PROBLEM: Look through the data for the string "Adnan". Copy every line where it is found.

(Items from a dataset)

Content starts

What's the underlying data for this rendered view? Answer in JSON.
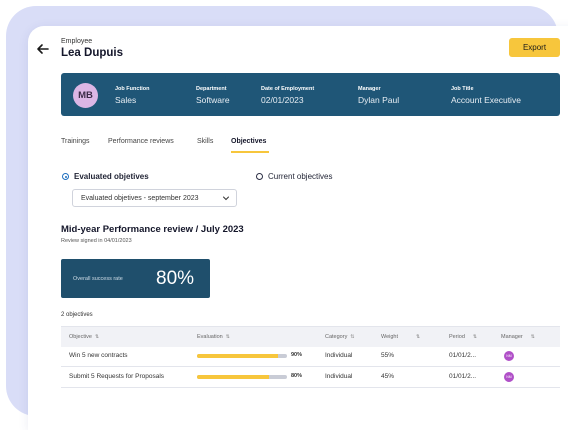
{
  "header": {
    "employee_label": "Employee",
    "employee_name": "Lea Dupuis",
    "export_label": "Export"
  },
  "profile": {
    "initials": "MB",
    "fields": [
      {
        "label": "Job Function",
        "value": "Sales"
      },
      {
        "label": "Department",
        "value": "Software"
      },
      {
        "label": "Date of Employment",
        "value": "02/01/2023"
      },
      {
        "label": "Manager",
        "value": "Dylan Paul"
      },
      {
        "label": "Job Title",
        "value": "Account Executive"
      }
    ]
  },
  "tabs": [
    {
      "label": "Trainings",
      "active": false
    },
    {
      "label": "Performance reviews",
      "active": false
    },
    {
      "label": "Skills",
      "active": false
    },
    {
      "label": "Objectives",
      "active": true
    }
  ],
  "filters": {
    "evaluated_label": "Evaluated objetives",
    "current_label": "Current objectives",
    "selected": "evaluated",
    "select_value": "Evaluated objetives - september 2023"
  },
  "review": {
    "title": "Mid-year Performance review / July 2023",
    "signed": "Review signed in 04/01/2023",
    "score_label": "Overall success rate",
    "score_value": "80%"
  },
  "objectives": {
    "count_label": "2 objectives",
    "columns": [
      "Objective",
      "Evaluation",
      "Category",
      "Weight",
      "Period",
      "Manager"
    ],
    "rows": [
      {
        "objective": "Win 5 new contracts",
        "evaluation": 0.9,
        "evaluation_label": "90%",
        "category": "Individual",
        "weight": "55%",
        "period": "01/01/2...",
        "manager": "NM"
      },
      {
        "objective": "Submit 5 Requests for Proposals",
        "evaluation": 0.8,
        "evaluation_label": "80%",
        "category": "Individual",
        "weight": "45%",
        "period": "01/01/2...",
        "manager": "NM"
      }
    ]
  },
  "colors": {
    "accent": "#f7c63c",
    "banner": "#1f5677",
    "score_box": "#1f4f6c",
    "background_tint": "#d9ddf7"
  }
}
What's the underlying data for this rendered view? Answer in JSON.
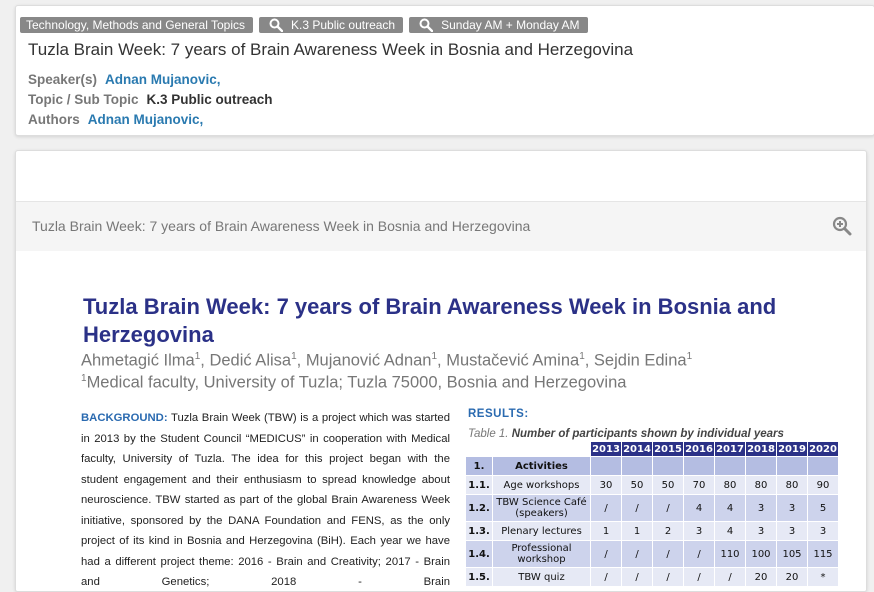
{
  "header": {
    "tags": [
      {
        "label": "Technology, Methods and General Topics",
        "icon": ""
      },
      {
        "label": "K.3 Public outreach",
        "icon": "search-icon"
      },
      {
        "label": "Sunday AM + Monday AM",
        "icon": "search-icon"
      }
    ],
    "title": "Tuzla Brain Week: 7 years of Brain Awareness Week in Bosnia and Herzegovina",
    "speakers_label": "Speaker(s)",
    "speakers_value": "Adnan Mujanovic,",
    "topic_label": "Topic / Sub Topic",
    "topic_value": "K.3 Public outreach",
    "authors_label": "Authors",
    "authors_value": "Adnan Mujanovic,"
  },
  "viewer": {
    "caption": "Tuzla Brain Week: 7 years of Brain Awareness Week in Bosnia and Herzegovina",
    "zoom_icon": "zoom-in-icon"
  },
  "poster": {
    "title": "Tuzla Brain Week: 7 years of Brain Awareness Week in Bosnia and Herzegovina",
    "authors": [
      {
        "name": "Ahmetagić Ilma",
        "sup": "1"
      },
      {
        "name": "Dedić Alisa",
        "sup": "1"
      },
      {
        "name": "Mujanović Adnan",
        "sup": "1"
      },
      {
        "name": "Mustačević Amina",
        "sup": "1"
      },
      {
        "name": "Sejdin Edina",
        "sup": "1"
      }
    ],
    "affiliation_sup": "1",
    "affiliation": "Medical faculty, University of Tuzla; Tuzla 75000, Bosnia and Herzegovina",
    "background_label": "BACKGROUND:",
    "background_text": "Tuzla Brain Week (TBW) is a project which was started in 2013 by the Student Council “MEDICUS” in cooperation with Medical faculty, University of Tuzla. The idea for this project began with the student engagement and their enthusiasm to spread knowledge about neuroscience. TBW started as part of the global Brain Awareness Week initiative, sponsored by the DANA Foundation and FENS, as the only project of its kind in Bosnia and Herzegovina (BiH). Each year we have had a different project theme: 2016 - Brain and Creativity; 2017 - Brain and Genetics; 2018 - Brain",
    "results_label": "RESULTS:",
    "table_caption_prefix": "Table 1.",
    "table_caption": "Number of participants shown by individual years",
    "table": {
      "years": [
        "2013",
        "2014",
        "2015",
        "2016",
        "2017",
        "2018",
        "2019",
        "2020"
      ],
      "header_num": "1.",
      "header_label": "Activities",
      "rows": [
        {
          "num": "1.1.",
          "label": "Age workshops",
          "values": [
            "30",
            "50",
            "50",
            "70",
            "80",
            "80",
            "80",
            "90"
          ],
          "tall": false
        },
        {
          "num": "1.2.",
          "label": "TBW Science Café (speakers)",
          "values": [
            "/",
            "/",
            "/",
            "4",
            "4",
            "3",
            "3",
            "5"
          ],
          "tall": true
        },
        {
          "num": "1.3.",
          "label": "Plenary lectures",
          "values": [
            "1",
            "1",
            "2",
            "3",
            "4",
            "3",
            "3",
            "3"
          ],
          "tall": false
        },
        {
          "num": "1.4.",
          "label": "Professional workshop",
          "values": [
            "/",
            "/",
            "/",
            "/",
            "110",
            "100",
            "105",
            "115"
          ],
          "tall": true
        },
        {
          "num": "1.5.",
          "label": "TBW quiz",
          "values": [
            "/",
            "/",
            "/",
            "/",
            "/",
            "20",
            "20",
            "*"
          ],
          "tall": false
        }
      ]
    }
  }
}
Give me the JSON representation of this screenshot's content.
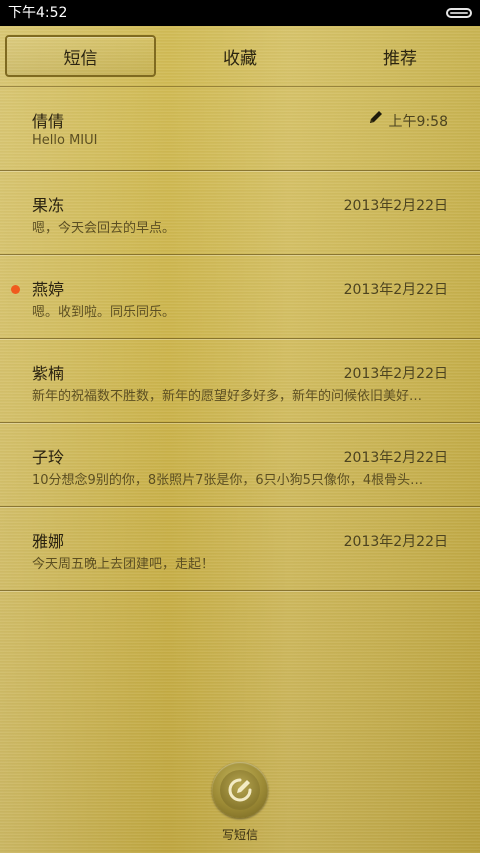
{
  "status_bar": {
    "time": "下午4:52"
  },
  "tabs": [
    {
      "label": "短信"
    },
    {
      "label": "收藏"
    },
    {
      "label": "推荐"
    }
  ],
  "conversations": [
    {
      "name": "倩倩",
      "preview": "Hello MIUI",
      "date": "上午9:58",
      "draft": true,
      "unread": false
    },
    {
      "name": "果冻",
      "preview": "嗯，今天会回去的早点。",
      "date": "2013年2月22日",
      "draft": false,
      "unread": false
    },
    {
      "name": "燕婷",
      "preview": "嗯。收到啦。同乐同乐。",
      "date": "2013年2月22日",
      "draft": false,
      "unread": true
    },
    {
      "name": "紫楠",
      "preview": "新年的祝福数不胜数，新年的愿望好多好多，新年的问候依旧美好…",
      "date": "2013年2月22日",
      "draft": false,
      "unread": false
    },
    {
      "name": "子玲",
      "preview": "10分想念9别的你，8张照片7张是你，6只小狗5只像你，4根骨头…",
      "date": "2013年2月22日",
      "draft": false,
      "unread": false
    },
    {
      "name": "雅娜",
      "preview": "今天周五晚上去团建吧，走起！",
      "date": "2013年2月22日",
      "draft": false,
      "unread": false
    }
  ],
  "compose": {
    "label": "写短信",
    "icon": "compose-icon"
  },
  "colors": {
    "accent_unread": "#f05a1e",
    "background_gold": "#c9b24a",
    "tab_active_border": "#7f6a20"
  }
}
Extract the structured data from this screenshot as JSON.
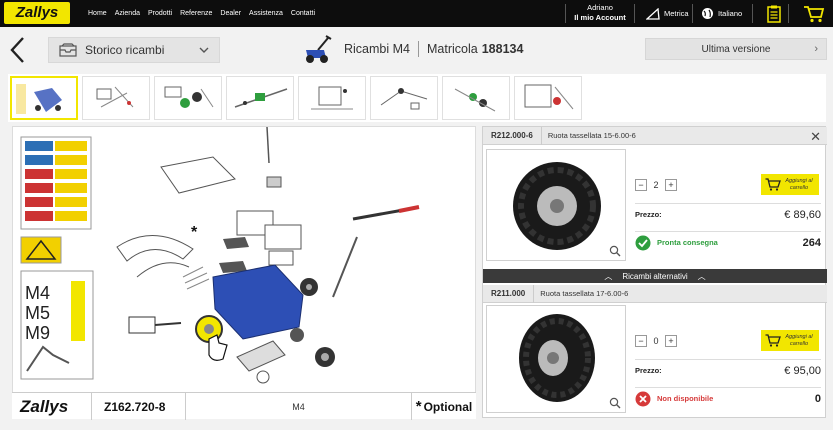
{
  "topbar": {
    "logo": "Zallys",
    "nav": [
      "Home",
      "Azienda",
      "Prodotti",
      "Referenze",
      "Dealer",
      "Assistenza",
      "Contatti"
    ],
    "user_name": "Adriano",
    "account_label": "Il mio Account",
    "metric_label": "Metrica",
    "language_label": "Italiano"
  },
  "header": {
    "history_label": "Storico ricambi",
    "title": "Ricambi M4",
    "serial_label": "Matricola",
    "serial_number": "188134",
    "version_label": "Ultima versione"
  },
  "thumbnails": {
    "count": 8,
    "active_index": 0
  },
  "diagram": {
    "footer": {
      "logo": "Zallys",
      "code": "Z162.720-8",
      "model": "M4",
      "optional_note": "Optional",
      "optional_mark": "*"
    },
    "manual_cover_text": "M4 M5 M9"
  },
  "panel": {
    "primary": {
      "code": "R212.000-6",
      "description": "Ruota tassellata 15-6.00-6",
      "quantity": "2",
      "add_button": "Aggiungi al carrello",
      "price_label": "Prezzo:",
      "price": "€ 89,60",
      "status": "Pronta consegna",
      "status_color": "#2e9e3e",
      "stock": "264"
    },
    "alternatives_label": "Ricambi alternativi",
    "alternative": {
      "code": "R211.000",
      "description": "Ruota tassellata 17-6.00-6",
      "quantity": "0",
      "add_button": "Aggiungi al carrello",
      "price_label": "Prezzo:",
      "price": "€ 95,00",
      "status": "Non disponibile",
      "status_color": "#d63a3a",
      "stock": "0"
    }
  },
  "colors": {
    "brand_yellow": "#f2e600",
    "topbar": "#0d0d0d",
    "part_blue": "#2d4fb5"
  }
}
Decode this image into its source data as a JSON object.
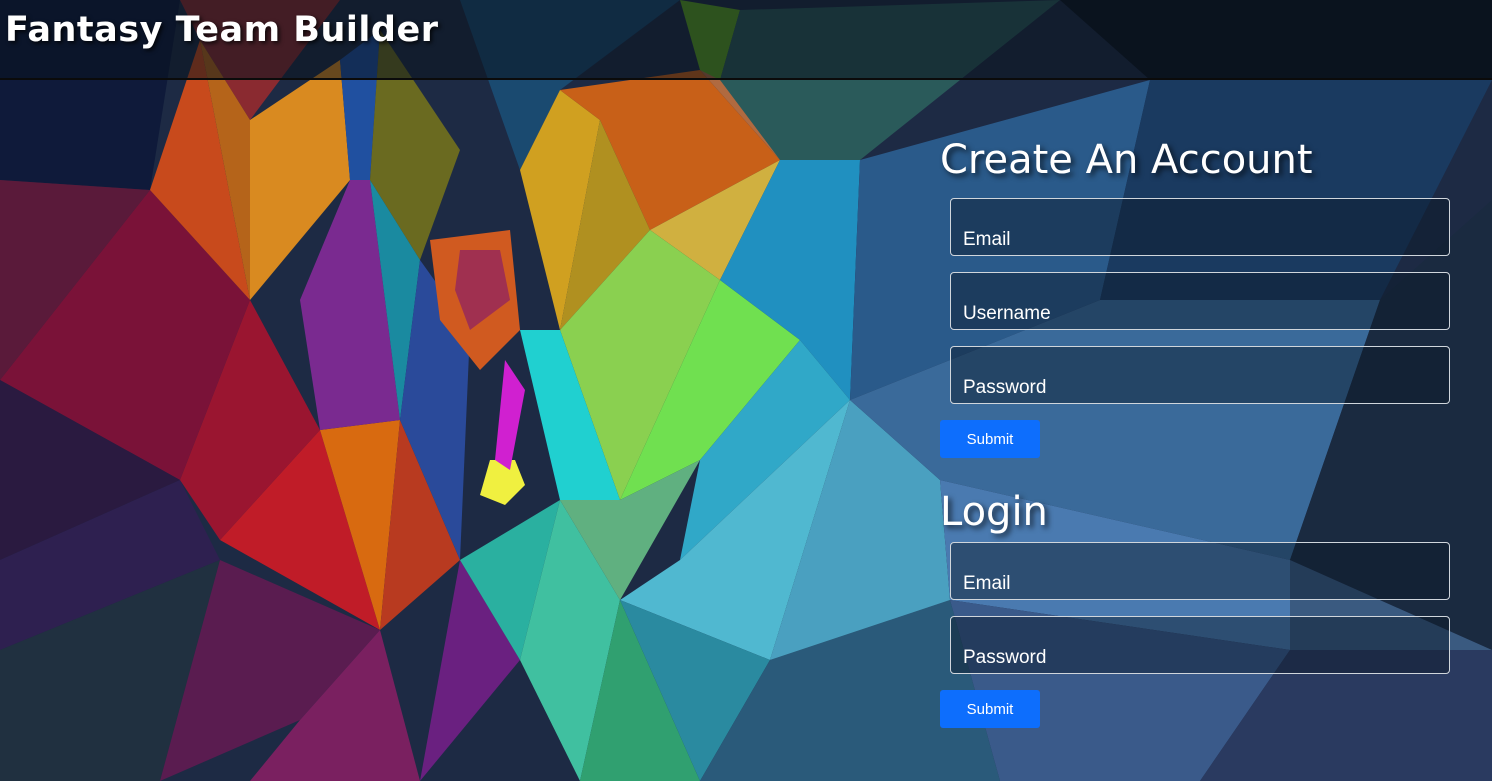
{
  "header": {
    "title": "Fantasy Team Builder"
  },
  "create_account": {
    "title": "Create An Account",
    "email_placeholder": "Email",
    "username_placeholder": "Username",
    "password_placeholder": "Password",
    "submit_label": "Submit"
  },
  "login": {
    "title": "Login",
    "email_placeholder": "Email",
    "password_placeholder": "Password",
    "submit_label": "Submit"
  },
  "colors": {
    "button": "#0d6efd",
    "text": "#ffffff"
  }
}
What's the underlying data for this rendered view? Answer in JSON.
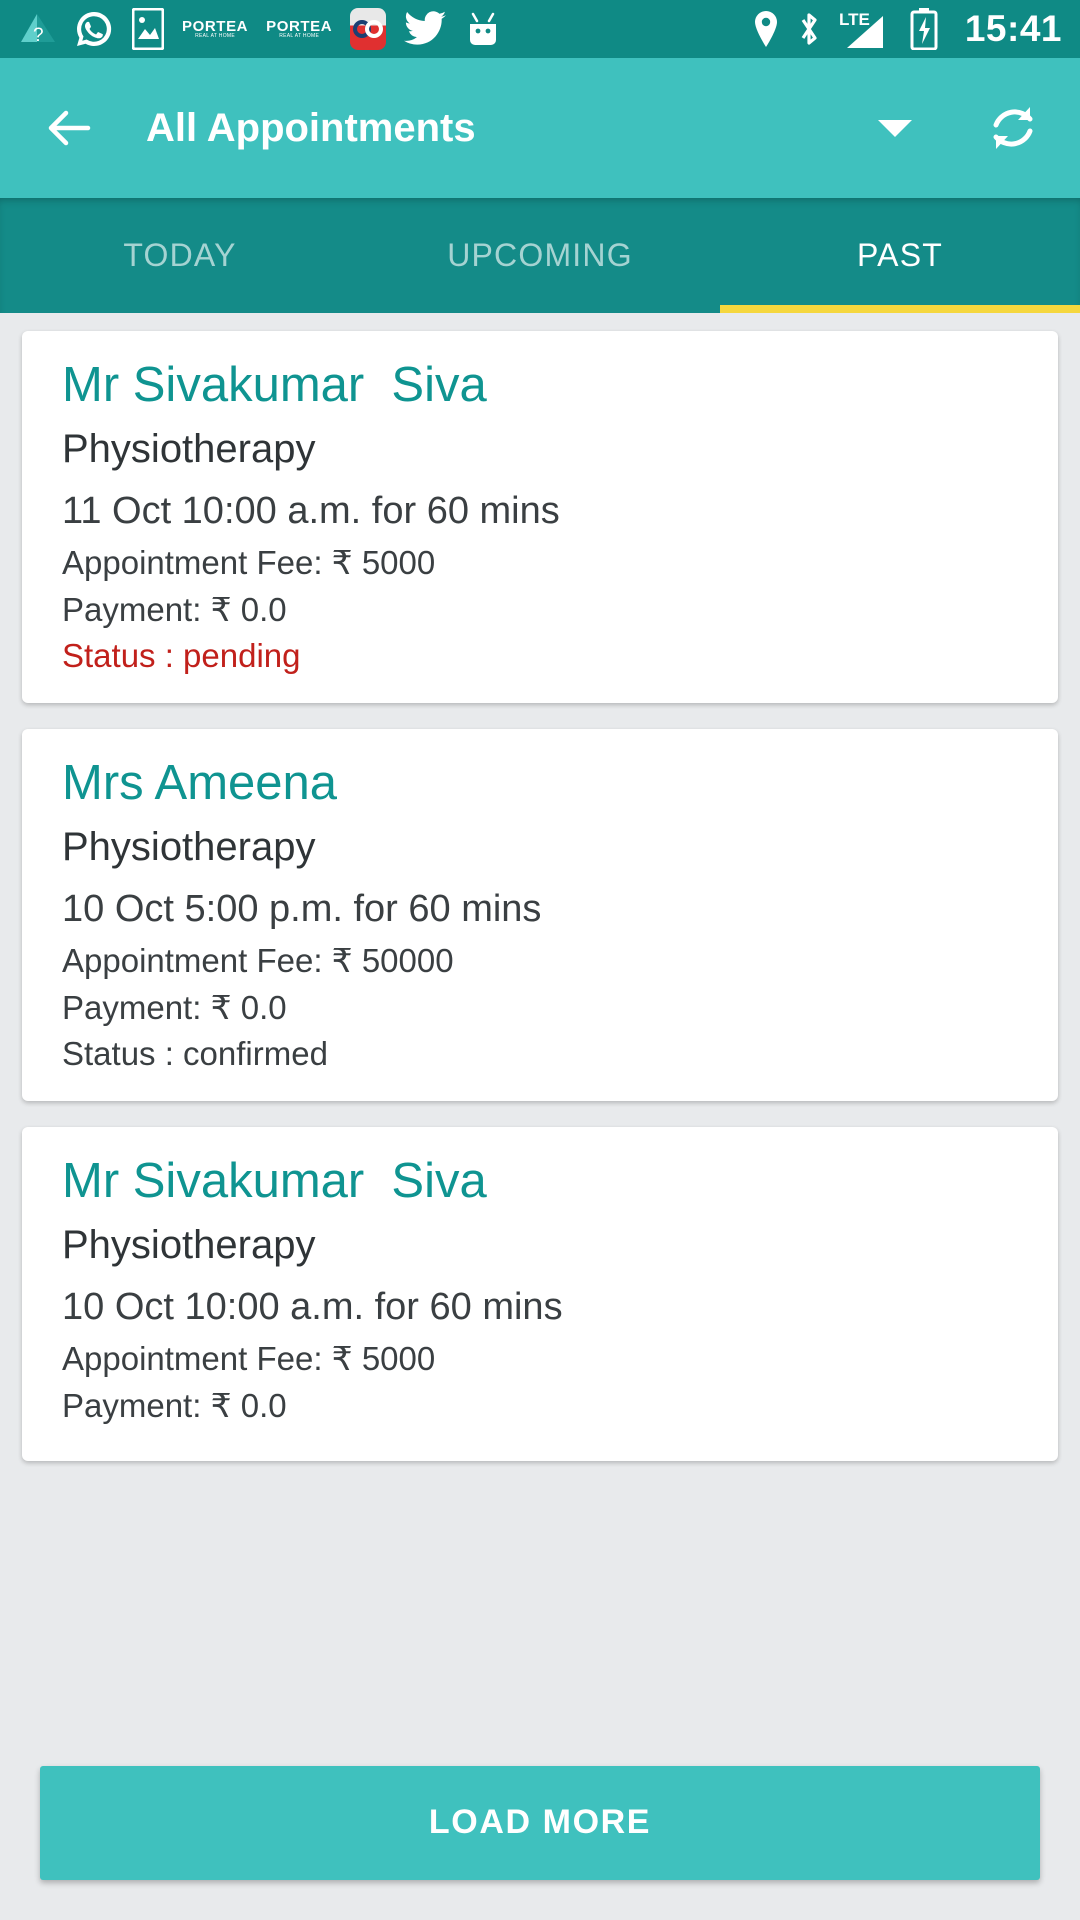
{
  "statusbar": {
    "clock": "15:41",
    "left_icons": [
      {
        "name": "wifi-unknown-icon",
        "glyph": "?"
      },
      {
        "name": "whatsapp-icon",
        "glyph": ""
      },
      {
        "name": "gallery-icon",
        "glyph": ""
      },
      {
        "name": "portea-icon-1",
        "label": "PORTEA",
        "sub": "REAL AT HOME"
      },
      {
        "name": "portea-icon-2",
        "label": "PORTEA",
        "sub": "REAL AT HOME"
      },
      {
        "name": "app-red-icon",
        "glyph": "∞"
      },
      {
        "name": "twitter-icon",
        "glyph": ""
      },
      {
        "name": "android-icon",
        "glyph": ""
      }
    ],
    "right_icons": [
      {
        "name": "location-icon"
      },
      {
        "name": "bluetooth-icon"
      },
      {
        "name": "lte-signal-icon",
        "label": "LTE"
      },
      {
        "name": "battery-charging-icon"
      }
    ]
  },
  "appbar": {
    "title": "All Appointments",
    "back_label": "Back",
    "dropdown_label": "Filter",
    "refresh_label": "Refresh"
  },
  "tabs": {
    "items": [
      {
        "label": "TODAY",
        "active": false
      },
      {
        "label": "UPCOMING",
        "active": false
      },
      {
        "label": "PAST",
        "active": true
      }
    ],
    "indicator_color": "#f5d73e"
  },
  "appointments": [
    {
      "name": "Mr Sivakumar  Siva",
      "service": "Physiotherapy",
      "when": "11 Oct 10:00 a.m. for 60 mins",
      "fee": "Appointment Fee: ₹ 5000",
      "payment": "Payment: ₹ 0.0",
      "status": "Status : pending",
      "status_kind": "pending"
    },
    {
      "name": "Mrs Ameena",
      "service": "Physiotherapy",
      "when": "10 Oct 5:00 p.m. for 60 mins",
      "fee": "Appointment Fee: ₹ 50000",
      "payment": "Payment: ₹ 0.0",
      "status": "Status : confirmed",
      "status_kind": "normal"
    },
    {
      "name": "Mr Sivakumar  Siva",
      "service": "Physiotherapy",
      "when": "10 Oct 10:00 a.m. for 60 mins",
      "fee": "Appointment Fee: ₹ 5000",
      "payment": "Payment: ₹ 0.0",
      "status": "",
      "status_kind": "normal"
    }
  ],
  "footer": {
    "load_more_label": "LOAD MORE"
  },
  "colors": {
    "status_bar": "#0f8a85",
    "app_bar": "#3fc1be",
    "tab_bar": "#148b88",
    "accent_teal": "#0f9491",
    "pending_red": "#c1201b",
    "page_bg": "#e8eaec"
  }
}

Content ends

EXERCISE ANSWER:
    "speakers_value": "Adnan Mujanovic,",
    "authors_value": "Adnan Mujanovic,"
        "name": "Mujanović Adnan",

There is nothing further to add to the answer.